“We want to tell the large organisations that they need to look at the wasted space in data centres as a business decision,” says Mukkara, vice-president of engineering, who has filed for nine patents, of which six have been granted.
CloudByte
Year Of Founding: 2010
What It Does: Software solutions for cloud storage
USP: Early mover. Offers two variants: pay-per-TB and subscribe
Funding: Nexus Ventures put in $2.1 million
Competitors: Amazon Web Services, SolidFire, Nextgenstorage
Revenues: Not available. Company says it will break even by 2015
Number Of Employees: 40
 
CloudByte’s software can be used in all large hardware OEMs (IBM, EMC) and data centres. “With older solutions, it’s not possible to share existing storage due to the ‘noisy neighbour’ problem. So, a new application will require new dedicated storage. Scaling up this way is not viable as it will result in hundreds of dedicated storage islands in the data centre. CloudByte cures the ‘noisy neighbour’ problem and delivers performance to each application within the shared storage. This lowers the storage required and the associated capex and opex sharply,” says Balaram. Keeping competition in mind (Amazon Web Services, SolidFire, Nextgenstorage, for example), CloudByte has priced its software low. It did not divulge its rates, but cloud storage costs $140-150 per terabyte. “We hope to be cash-positive by 2015,” says Balaram. 
 
Two years after ideating the business prospects and running pilot projects at a couple of large enterprises, CloudByte is now a 40-member team. Xavier, the San Mateo-based CTO, has been granted a patent for applications recovery from network-induced data corruption. 
 
The entrepreneurs’ vast experience from running development and technology centres for Novell, Business Objects, NetApp and Juniper Networks comes in handy. “We always wanted to do something on our own,” says Balaram. That dream was solidified when Nexus Venture put up $2.1 million in CloudByte in June 2012. The VC fund believed in their pedigree and felt storage-as-a-service was a nascent industry with global potential. “A couple of our investments globally were successful and CloudByte had the right team and product,” says Sandeep Singhal, co-founder of Nexus Venture in India. He says such businesses can grow based on the number of licences sold and also per terabyte of storage used. 
 
Also, the prospect of being bought by a bigger firm at a premium exists. Nexus invested $5.5 million in Cloud.com (VMOps) in 2009. The company was acquired in 2011 by Citrix for over $200 million.

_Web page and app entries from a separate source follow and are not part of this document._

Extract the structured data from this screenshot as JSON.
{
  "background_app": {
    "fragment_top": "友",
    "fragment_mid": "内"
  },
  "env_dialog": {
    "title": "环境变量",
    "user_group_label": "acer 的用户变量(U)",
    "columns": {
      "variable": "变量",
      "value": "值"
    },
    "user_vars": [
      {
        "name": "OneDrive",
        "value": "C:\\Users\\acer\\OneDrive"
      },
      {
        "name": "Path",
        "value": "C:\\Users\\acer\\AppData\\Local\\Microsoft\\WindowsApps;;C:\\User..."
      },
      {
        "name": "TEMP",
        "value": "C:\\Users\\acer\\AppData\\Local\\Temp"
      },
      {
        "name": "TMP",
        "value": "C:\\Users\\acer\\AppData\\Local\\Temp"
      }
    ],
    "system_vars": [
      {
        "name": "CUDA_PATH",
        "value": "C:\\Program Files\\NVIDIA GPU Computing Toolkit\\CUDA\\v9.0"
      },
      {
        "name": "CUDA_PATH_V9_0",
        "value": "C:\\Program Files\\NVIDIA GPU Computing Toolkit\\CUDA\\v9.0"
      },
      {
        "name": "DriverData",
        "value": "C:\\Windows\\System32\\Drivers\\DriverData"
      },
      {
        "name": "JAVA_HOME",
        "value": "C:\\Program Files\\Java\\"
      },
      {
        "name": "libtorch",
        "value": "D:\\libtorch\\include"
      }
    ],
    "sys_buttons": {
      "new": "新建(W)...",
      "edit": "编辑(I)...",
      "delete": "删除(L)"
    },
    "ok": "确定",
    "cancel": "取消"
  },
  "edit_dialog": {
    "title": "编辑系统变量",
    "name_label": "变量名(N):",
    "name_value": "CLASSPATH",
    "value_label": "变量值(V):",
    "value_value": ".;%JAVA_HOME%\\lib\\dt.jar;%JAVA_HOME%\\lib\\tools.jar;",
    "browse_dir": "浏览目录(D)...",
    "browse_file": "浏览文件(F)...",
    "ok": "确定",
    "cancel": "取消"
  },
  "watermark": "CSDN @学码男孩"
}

Similarly, along with other VCs, Nexus invested $11 million in Gluster, which provides a platform to scale storage on the cloud. Gluster, too, was bought by RedHat for $136 million. For CloudByte, the timing could not be better as enterprises are going beyond just increasing computing power in machines. Now, it needs to look at building up a reasonable business model to find customers.
 
CloudByte’s 2,000-sq. ft office in Bangalore is bustling with activity. The company’s base of clients is expanding, both in India and in the US (VMWare and Citrix, to name just two). It is also in the process of adding more IT capability. 
 
CloudByte’s and the distributor’s teams (that sells on behalf of, say, an IBM or a NetApp) together pitch the technology to a client, and based on the requirement, the software is plugged to the virtual machine at the data centre. The client can pay for the amount of space used or subscribe.

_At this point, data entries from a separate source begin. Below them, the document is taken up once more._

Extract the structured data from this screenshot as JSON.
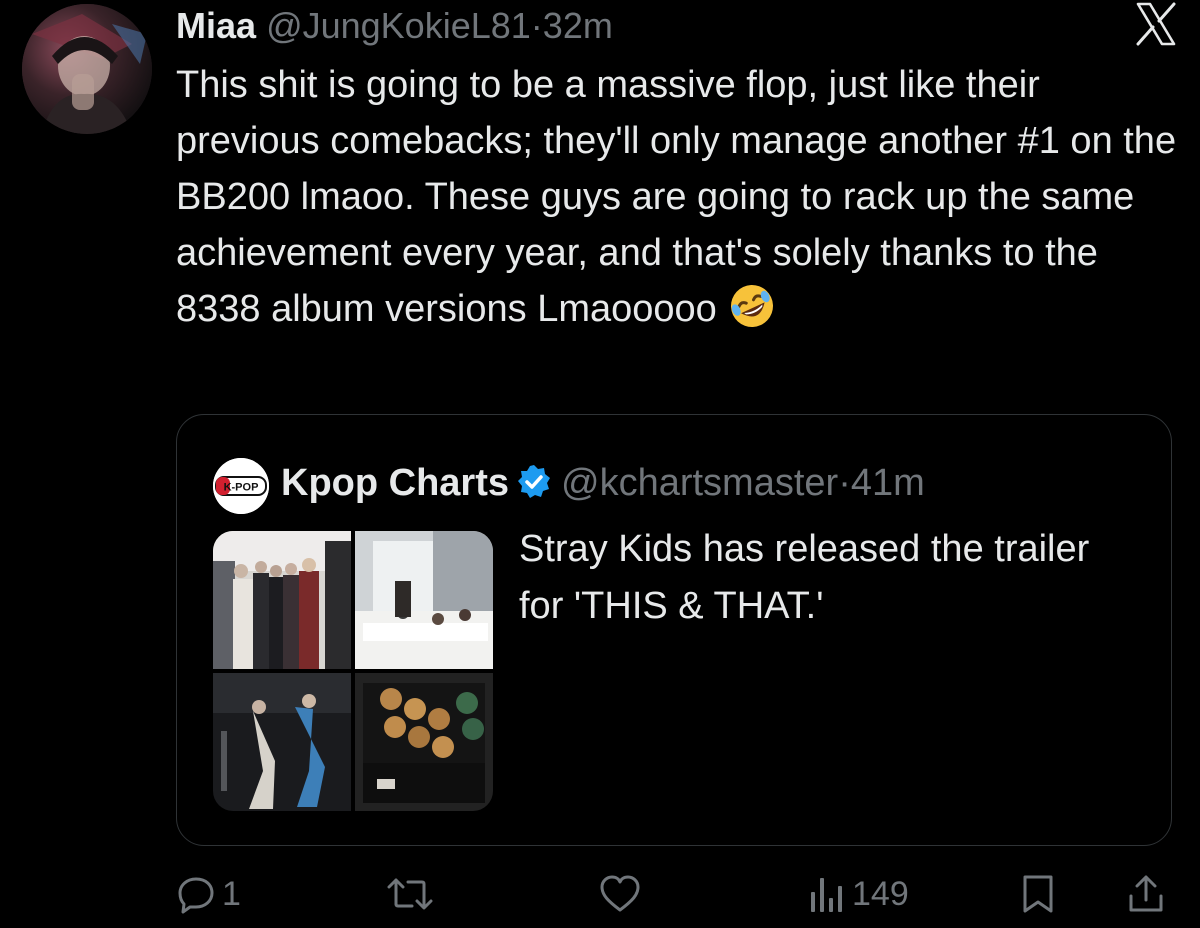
{
  "tweet": {
    "display_name": "Miaa",
    "handle": "@JungKokieL81",
    "separator": "·",
    "time": "32m",
    "text": "This shit is going to be a massive flop, just like their previous comebacks; they'll only manage another #1 on the BB200 lmaoo. These guys are going to rack up the same achievement every year, and that's solely thanks to the 8338 album versions Lmaooooo",
    "emoji": "rolling-on-the-floor-laughing",
    "header_icon": "x-logo"
  },
  "quoted": {
    "avatar_text": "K-POP",
    "display_name": "Kpop Charts",
    "handle": "@kchartsmaster",
    "separator": "·",
    "time": "41m",
    "text": "Stray Kids has released the trailer for 'THIS & THAT.'",
    "media_count": 4
  },
  "actions": {
    "reply_icon": "reply-icon",
    "reply_count": "1",
    "retweet_icon": "retweet-icon",
    "like_icon": "heart-icon",
    "views_icon": "views-icon",
    "views_count": "149",
    "bookmark_icon": "bookmark-icon",
    "share_icon": "share-icon"
  },
  "colors": {
    "background": "#000000",
    "text": "#e7e9ea",
    "muted": "#71767b",
    "border": "#2f3336",
    "verified": "#1d9bf0"
  }
}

“We have vigorously tested our technology and it takes time for a product business to generate cash. But the response gives us the edge to scale up,” says Balaram. 
 
His confidence is not unfounded. A Gartner report says the storage business could be worth $24 billion globally, and is growing at 25 per cent year on year. Public cloud services are simultaneously cannibalising and stimulating demand for external IT service spending. Going by its early-mover advantage, CloudByte is in the reckoning to be top-draw venture in the coming years.

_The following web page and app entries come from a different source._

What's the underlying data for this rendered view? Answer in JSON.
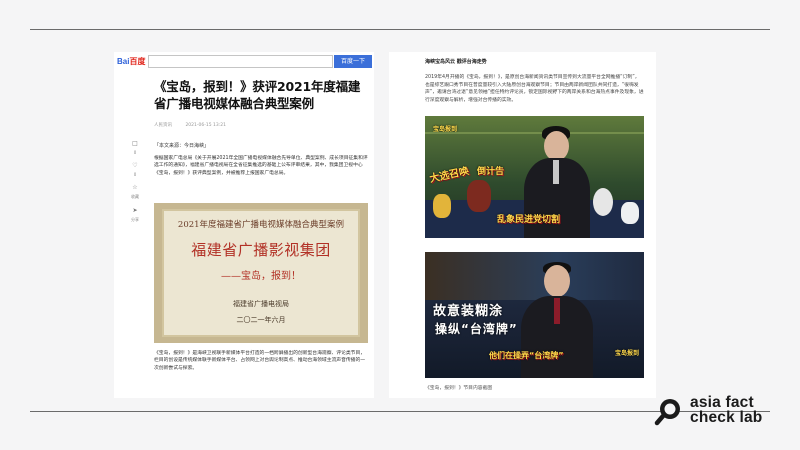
{
  "left": {
    "logo": {
      "text": "Bai",
      "suffix": "百度"
    },
    "search_button": "百度一下",
    "title": "《宝岛，报到！》获评2021年度福建省广播电视媒体融合典型案例",
    "meta": {
      "source": "人民资讯",
      "date": "2021-06-15 13:21"
    },
    "side_actions": [
      {
        "icon": "comment-icon",
        "label": "0"
      },
      {
        "icon": "like-icon",
        "label": "0"
      },
      {
        "icon": "collect-icon",
        "label": "收藏"
      },
      {
        "icon": "share-icon",
        "label": "分享"
      }
    ],
    "source_line": "「本文来源：今日海峡」",
    "paragraph1": "根据国家广电总局《关于开展2021年全国广播电视媒体融合先导单位、典型案例、成长项目征集和评选工作的通知》，福建省广播电视局在全省征集推选的基础上公布评审结果，其中，我集团卫视中心《宝岛，报到！》获评典型案例，并被推荐上报国家广电总局。",
    "plaque": {
      "line1": "2021年度福建省广播电视媒体融合典型案例",
      "line2": "福建省广播影视集团",
      "line3": "——宝岛，报到！",
      "line4": "福建省广播电视局",
      "line5": "二〇二一年六月"
    },
    "paragraph2": "《宝岛，报到！》是海峡卫视联手新媒体平台打造的一档跨屏播出的创新型台海观察、评论类节目，栏目的创设是传统媒体联手新媒体平台、占领网上对台舆论制高点、推动台海领域主流声音传播的一次创新尝试与探索。"
  },
  "right": {
    "heading": "海峡宝岛风云 戳评台海走势",
    "paragraph": "2019年4月开播的《宝岛，报到！》，是原创台海新闻资讯类节目宣传到大流量平台全网推播“订制”，也是综艺跟口秀节目在普度量较引入大陆原创台海观察节目；节目由两岸新闻团队共同打造，“很嗨发声”，邀请台湾过退“意见领袖”担任特约评论员，锁定国际视野下的两岸关系和台海热点事件及现象，进行深度观察与解析，增强对台传播的实效。",
    "shot1": {
      "badge": "宝岛报到",
      "tag1": "大选召唤",
      "tag2": "倒计告",
      "tag3": "乱象民进党切割"
    },
    "shot2": {
      "badge": "宝岛报到",
      "headline1": "故意装糊涂",
      "headline2": "操纵“台湾牌”",
      "banner": "他们在操弄“台湾牌”"
    },
    "caption": "《宝岛，报到！》节目内容截图"
  },
  "brand": {
    "line1": "asia fact",
    "line2": "check lab"
  },
  "colors": {
    "baidu_blue": "#2b5fd9",
    "plaque_red": "#b23126",
    "rule": "#6b6b6b",
    "caption_yellow": "#ffd84a"
  }
}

vishal(dot)krishna(at)abp(dot)in
vishalskrishna(at)gmail(dot)com
Twitter: (at)vishalskrishna

(This story was published in BW | Businessworld Issue Dated 08-04-2013)